Exercise directions -
Below are records; output all of them exactly.

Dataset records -
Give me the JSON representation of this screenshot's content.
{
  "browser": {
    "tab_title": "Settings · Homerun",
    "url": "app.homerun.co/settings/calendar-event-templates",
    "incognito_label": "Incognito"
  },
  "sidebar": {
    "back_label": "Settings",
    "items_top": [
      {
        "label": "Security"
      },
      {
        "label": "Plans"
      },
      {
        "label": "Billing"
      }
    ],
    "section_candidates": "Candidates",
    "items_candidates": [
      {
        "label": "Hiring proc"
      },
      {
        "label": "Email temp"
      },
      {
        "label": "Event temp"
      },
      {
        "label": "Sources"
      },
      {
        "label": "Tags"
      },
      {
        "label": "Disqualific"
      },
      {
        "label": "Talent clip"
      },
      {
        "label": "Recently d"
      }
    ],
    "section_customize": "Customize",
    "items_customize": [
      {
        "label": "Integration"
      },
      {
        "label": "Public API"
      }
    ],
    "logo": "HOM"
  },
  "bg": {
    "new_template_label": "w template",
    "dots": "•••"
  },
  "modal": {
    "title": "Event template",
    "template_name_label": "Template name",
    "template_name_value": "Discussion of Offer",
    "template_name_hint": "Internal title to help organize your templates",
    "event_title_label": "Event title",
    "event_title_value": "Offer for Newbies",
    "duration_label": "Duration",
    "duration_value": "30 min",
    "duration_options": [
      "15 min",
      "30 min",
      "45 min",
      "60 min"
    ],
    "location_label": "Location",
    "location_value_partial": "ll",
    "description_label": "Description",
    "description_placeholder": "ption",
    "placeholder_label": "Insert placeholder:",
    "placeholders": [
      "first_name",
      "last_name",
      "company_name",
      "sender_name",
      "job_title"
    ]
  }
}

Exercise solution -
Give me the JSON representation of this screenshot's content.
{
  "browser": {
    "tab_title": "Settings · Homerun",
    "url": "app.homerun.co/settings/calendar-event-templates",
    "incognito_label": "Incognito"
  },
  "sidebar": {
    "back_label": "Settings",
    "items_top": [
      {
        "label": "Security"
      },
      {
        "label": "Plans"
      },
      {
        "label": "Billing"
      }
    ],
    "section_candidates": "Candidates",
    "items_candidates": [
      {
        "label": "Hiring proc"
      },
      {
        "label": "Email temp"
      },
      {
        "label": "Event temp"
      },
      {
        "label": "Sources"
      },
      {
        "label": "Tags"
      },
      {
        "label": "Disqualific"
      },
      {
        "label": "Talent clip"
      },
      {
        "label": "Recently d"
      }
    ],
    "section_customize": "Customize",
    "items_customize": [
      {
        "label": "Integration"
      },
      {
        "label": "Public API"
      }
    ],
    "logo": "HOM"
  },
  "bg": {
    "new_template_label": "w template",
    "dots": "•••"
  },
  "modal": {
    "title": "Event template",
    "template_name_label": "Template name",
    "template_name_value": "Discussion of Offer",
    "template_name_hint": "Internal title to help organize your templates",
    "event_title_label": "Event title",
    "event_title_value": "Offer for Newbies",
    "duration_label": "Duration",
    "duration_value": "30 min",
    "duration_options": [
      "15 min",
      "30 min",
      "45 min",
      "60 min"
    ],
    "location_label": "Location",
    "location_value_partial": "ll",
    "description_label": "Description",
    "description_placeholder": "ption",
    "placeholder_label": "Insert placeholder:",
    "placeholders": [
      "first_name",
      "last_name",
      "company_name",
      "sender_name",
      "job_title"
    ]
  }
}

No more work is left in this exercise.